Gun manufacturers are currently protected under The Protection of Lawful Commerce in Arms Act (PLCAA), a law passed in 2005 to shield firearms manufacturers and dealers from being held liable for crimes committed using their products. 

Manufacturers may be held liable for negligent entrustment if it is found that they had reason to believe a firearm was intended for use in a crime.

This loophole, however, has made it difficult for mass shooting victims’ families to try cases against manufacturers whose weapons were used in the act. In an interview with Campaign US, Hockley revealed most lawyers refused to take her case after her son was killed at Sandy Hook due to the PLCAA law. 

“We want to change the marketing regulations and we want to first ask manufacturers to self-regulate, for which we’ve provided guidelines in the report. And if they don’t self-regulate, then we want to enact legislative action to ensure that there’s compliance,” she said.

Additionally, while social media platforms ban the direct sales of firearms, they still allow influencers paid by the firearms industry to promote guns. 

“You can go on to Instagram right now and influencers and advertisers are out there [advertising firearms] with nothing saying ‘I’m being paid to do this’ or getting a product in kind, but they’re still selling it off the basis of sex and power,” Hockley said.  

For instance, several ads depicted in the report show how guns are marketed on TikTok by equating gun ownership to female sexuality. One ad contained images of a woman in sexually provocative clothing holding several semi-automatic weapons, also known as a “gun bunny,” with the caption, “Girls don’t want flowers for Valentine’s Day, we want guns.”

(Photo credit: @gunwaifu / TikTok)

Other ads on Instagram and Facebook depict children holding weapons, including one Facebook post by manufacturer Daniel Defense with the caption: “Train up a child in the way he should go, and when he is old, he will not depart from it.” The post was made the same day the Robb Elementary School shooter in Uvalde, TX used a Daniel Defense rifle to kill 19 children and injure 17 other people. 

(Photo credit: Daniel Defense / X)

“There is a direct correlation you can make between dangerous marketing practices and how they have gotten even worse and the rise of gun violence amongst young people,” Hockley said. “[These are] impressionable young people that are still developing their mental capacity and maturity, so [manufacturers] are making very dangerous decisions.” 

Based on the report, it is still far too easy for children to gain access to dangerous and violent firearm content. 

As part of the report, Sandy Hook Promise ran an experiment in which it created a TikTok account posing as a 13-year-old boy. On the first day of launching the account, the “boy” lingered over and liked a post from SteveO, the writer and creator of Jackass

In the following several days, the account was served several pieces of military-style content related to loading and firing assault-style weapons, how to create a 3D printed “ghost” gun and tactical, military-style drills. 

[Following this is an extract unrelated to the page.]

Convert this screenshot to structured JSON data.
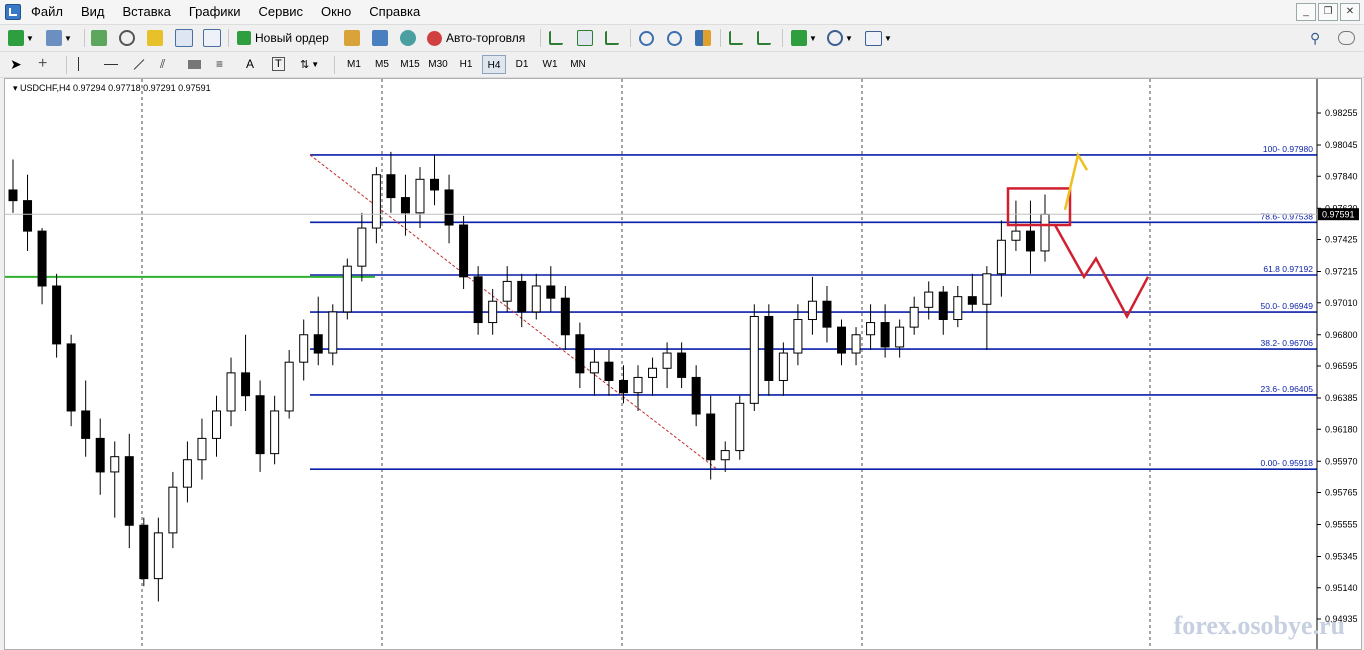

“We also want to hold social media companies to account in terms of the way algorithms work there,” Hockley said.

In the meantime, Sandy Hook Promise continues to call on the ad industry and on parents to fight for change through a campaign titled UnTargeting Kids. 

The campaign asks advertisers, manufacturers and parents to push for more research on the correlation between marketing and increased gun violence, demand that the firearm industry take action and self-regulate and ask Congress to speak up and act against these harmful marketing practices. 

“We’d love for marketing firms, advertisers, influencers and social media companies to stand up and ensure that they are regulating what’s appropriate and what’s not by lending their voice to this issue, demanding change and positive support because some of the stuff is truly very egregious,” Hockley said.

This article originally appeared on Campaign US.